One expert said the treasure would revolutionize understanding of the Anglo-Saxons, a Germanic people who ruled England from the fifth century until the Norman conquest in 1066. Another said the find would rank among Britain's best-known historic treasures.
"This is just a fantastic find completely out of the blue," Roger Bland, who managed the cache's excavation, told The Associated Press. "It will make us rethink the Dark Ages. That's basically what it's going to do."
The seventh century hoard, found by 55-year-old Terry Herbert on farmland in western England two months ago, consists of about 1,500 pieces of gold and silver, some inlaid with precious stones. So fine is the craftsmanship that experts say it could have belonged to Anglo-Saxon royalty.
Herbert, from the town of Burntwood, found the gold on a friend's farm on July 5 and spent the next five days scouring the field for the rest of the hoard.
"Imagine you're at home and somebody keeps putting money through your letterbox, that was what it was like," Herbert said. "I was going to bed and in my sleep I was seeing gold items."

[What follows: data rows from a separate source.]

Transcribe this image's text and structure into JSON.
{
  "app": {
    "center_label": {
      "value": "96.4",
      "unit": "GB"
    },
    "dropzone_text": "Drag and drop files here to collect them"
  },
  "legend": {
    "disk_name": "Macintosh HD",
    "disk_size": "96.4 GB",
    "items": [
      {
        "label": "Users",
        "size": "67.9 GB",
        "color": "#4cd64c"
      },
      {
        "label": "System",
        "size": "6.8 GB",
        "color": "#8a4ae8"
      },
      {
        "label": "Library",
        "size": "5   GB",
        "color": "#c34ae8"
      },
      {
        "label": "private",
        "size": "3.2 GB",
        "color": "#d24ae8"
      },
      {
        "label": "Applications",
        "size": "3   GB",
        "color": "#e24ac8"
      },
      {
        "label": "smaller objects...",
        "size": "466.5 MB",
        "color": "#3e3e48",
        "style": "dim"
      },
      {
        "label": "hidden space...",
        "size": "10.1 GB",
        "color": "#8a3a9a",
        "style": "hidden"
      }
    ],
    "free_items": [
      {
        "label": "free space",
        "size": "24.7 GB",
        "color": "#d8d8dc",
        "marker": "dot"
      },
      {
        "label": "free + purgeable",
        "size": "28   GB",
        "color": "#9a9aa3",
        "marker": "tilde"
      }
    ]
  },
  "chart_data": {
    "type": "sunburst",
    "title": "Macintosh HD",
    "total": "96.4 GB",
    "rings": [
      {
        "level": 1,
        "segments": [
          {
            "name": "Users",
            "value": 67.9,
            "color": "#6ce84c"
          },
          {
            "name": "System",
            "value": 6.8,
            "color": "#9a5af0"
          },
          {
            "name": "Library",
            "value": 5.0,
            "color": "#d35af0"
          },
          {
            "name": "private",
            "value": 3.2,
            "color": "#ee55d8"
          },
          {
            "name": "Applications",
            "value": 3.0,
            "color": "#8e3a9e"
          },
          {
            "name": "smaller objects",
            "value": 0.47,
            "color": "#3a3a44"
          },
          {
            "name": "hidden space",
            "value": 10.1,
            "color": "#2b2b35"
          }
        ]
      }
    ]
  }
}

The hoard was officially declared treasure by a coroner, which means it will now be valued by a committee of experts and offered up for sale to a museum. Proceeds would be split fifty-fifty between Herbert and his farmer friend, who has not been identified. The find's exact location is being kept secret to deter looters.
Bland said he could not give a precise figure for the worth of the hoard, but he said the treasure hunter could be in line for a "seven-figure sum."

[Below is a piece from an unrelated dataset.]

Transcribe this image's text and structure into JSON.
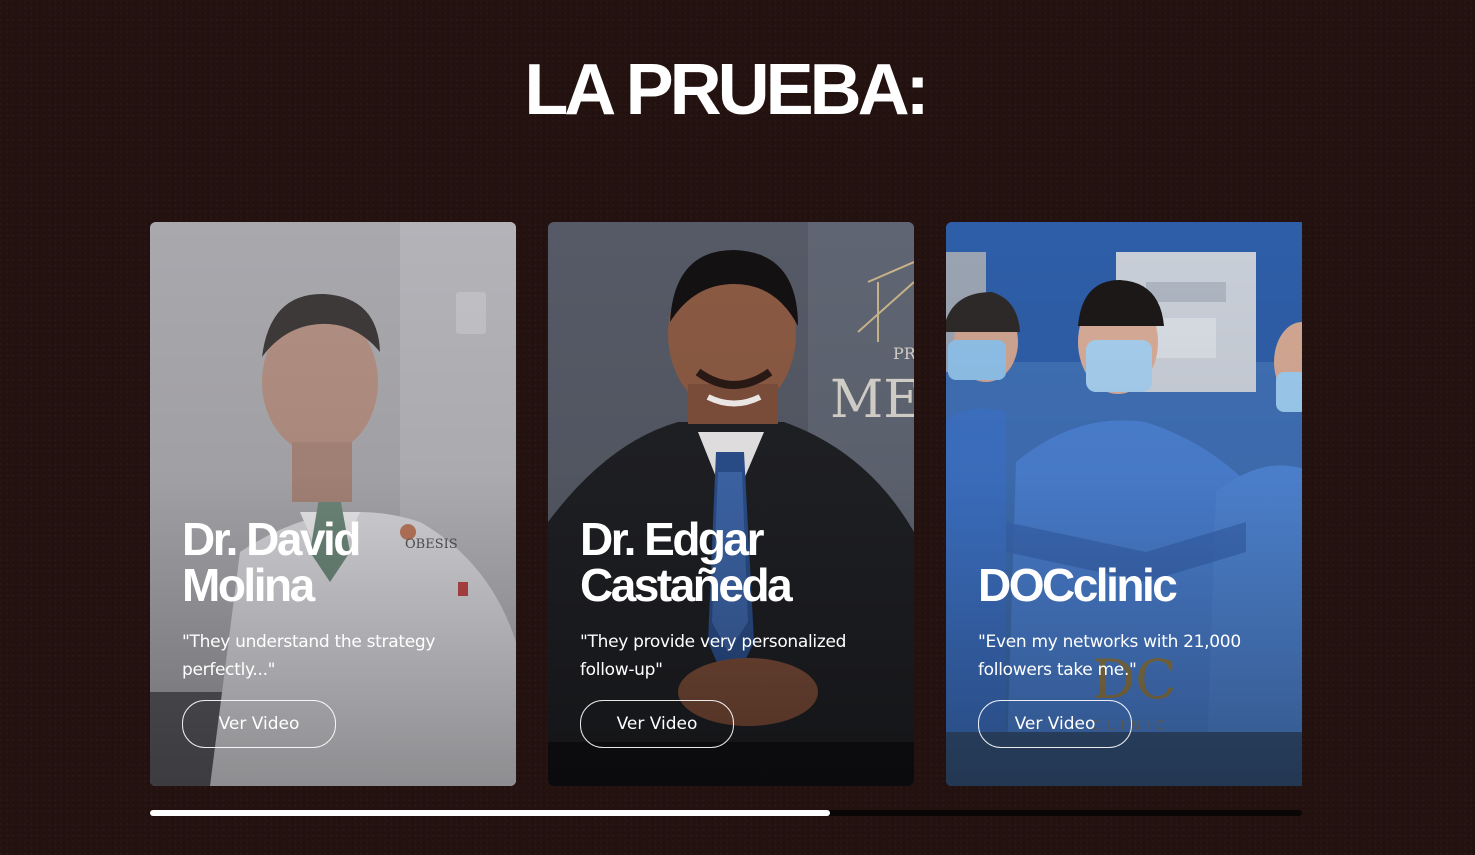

Herbert said the experience had been "more fun than winning the lottery," adding that one expert likened his discovery to finding Tutankhamen's tomb.
"I just flushed all over when he said that. The hairs on the back of my neck stood up," Herbert said.
The hoard is in storage at the Birmingham Museum and Art Gallery. Some of the items are due to go on display starting Friday.
"The quantity of gold is amazing but, more importantly, the craftsmanship is consummate," said archaeologist Kevin Leahy, who catalogued the find. "This was the very best that the Anglo-Saxon metalworkers could do, and they were very good."
Leahy said there was still much to learn about the treasure, its purpose, and its origins.
"It looks like a collection of trophies, but it is impossible to say if the hoard was the spoils from a single battle or a long and highly successful military career," he said. "We also cannot say who the original, or the final, owners were, who took it from them, why they buried it or when. It will be debated for decades."
Bland agreed, saying that archaeologists were still baffled by the function of many of the pieces they found.
"There's lots of mystery in it," he said.
Leslie Webster, an expert on Anglo-Saxons who used to work with the British Museum's Department of Prehistory and Europe, said the find was "absolutely the equivalent of finding a new Lindisfarne Gospels or Book of Kells" - a reference to famous manuscripts produced around the same time.